In this essay, I present eating as a vital theological concern and an integral part of the church’s ministries and mission in the world. I argue that food is not reducible to the status of a commodity but is instead God’s love made delectable. The production and the sharing of good food is a witness to God’s presence among us.
Seeking justice, as Christians, means seriously reconsidering our food consumption in light of multiple instances of injustice: maltreatment of workers, animals, and the environment; and misdistribution of food both globally and domestically. A variety of solutions—including boycotts, labeling, local consumption, generous donations, and Food Sovereignty—would lead to a more just food system.
Hosea-Zephaniah so closely conform to Zechariah's description of the “former prophets” that these books may have been written or edited as a prelude to Zechariah. Recognizing that Zechariah constructed a picture of earlier prophets that would support his own message in the Persian period invites modern readers to reflect on the promise and the dangers of engaging in a similar process of reshaping the past in the interests of the present.
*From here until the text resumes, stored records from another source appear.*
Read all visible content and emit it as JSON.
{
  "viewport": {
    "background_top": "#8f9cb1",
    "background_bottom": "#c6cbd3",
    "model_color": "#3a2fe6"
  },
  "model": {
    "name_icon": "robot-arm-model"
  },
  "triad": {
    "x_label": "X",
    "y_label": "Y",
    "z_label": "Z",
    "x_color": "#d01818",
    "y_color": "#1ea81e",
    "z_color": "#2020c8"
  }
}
In the book of Hosea the prophet of Israel is depicted in a remarkably theomorphic fashion in that his life story as a man becomes, at least partially, a representation of God by participation in God's condition. Human life is consequently understood as an image of God which in turn presupposes a concept of the divine in which Yahweh is so essentially God for and with Israel that the human is lodged in him.
Presently, there are two views of human history vying for our allegiance. The one is grounded in the Enlightenment and insists that history is a closed process whose course is determined by the dictum that “might makes right.” The other view is that of supernaturalism, which regards every event in history as a direct act of God. Challenging both of these views is the prophetic construal of history. This construal dares to identify extraordinary human events—the promise of Isaac to Abraham and Sarah, the exodus, the pronouncements of Israel's great prophets, and the ministry of Jesus—as acts of God. Such extraordinary events have the power to free us to speak of God as enacting “newness” also in our time.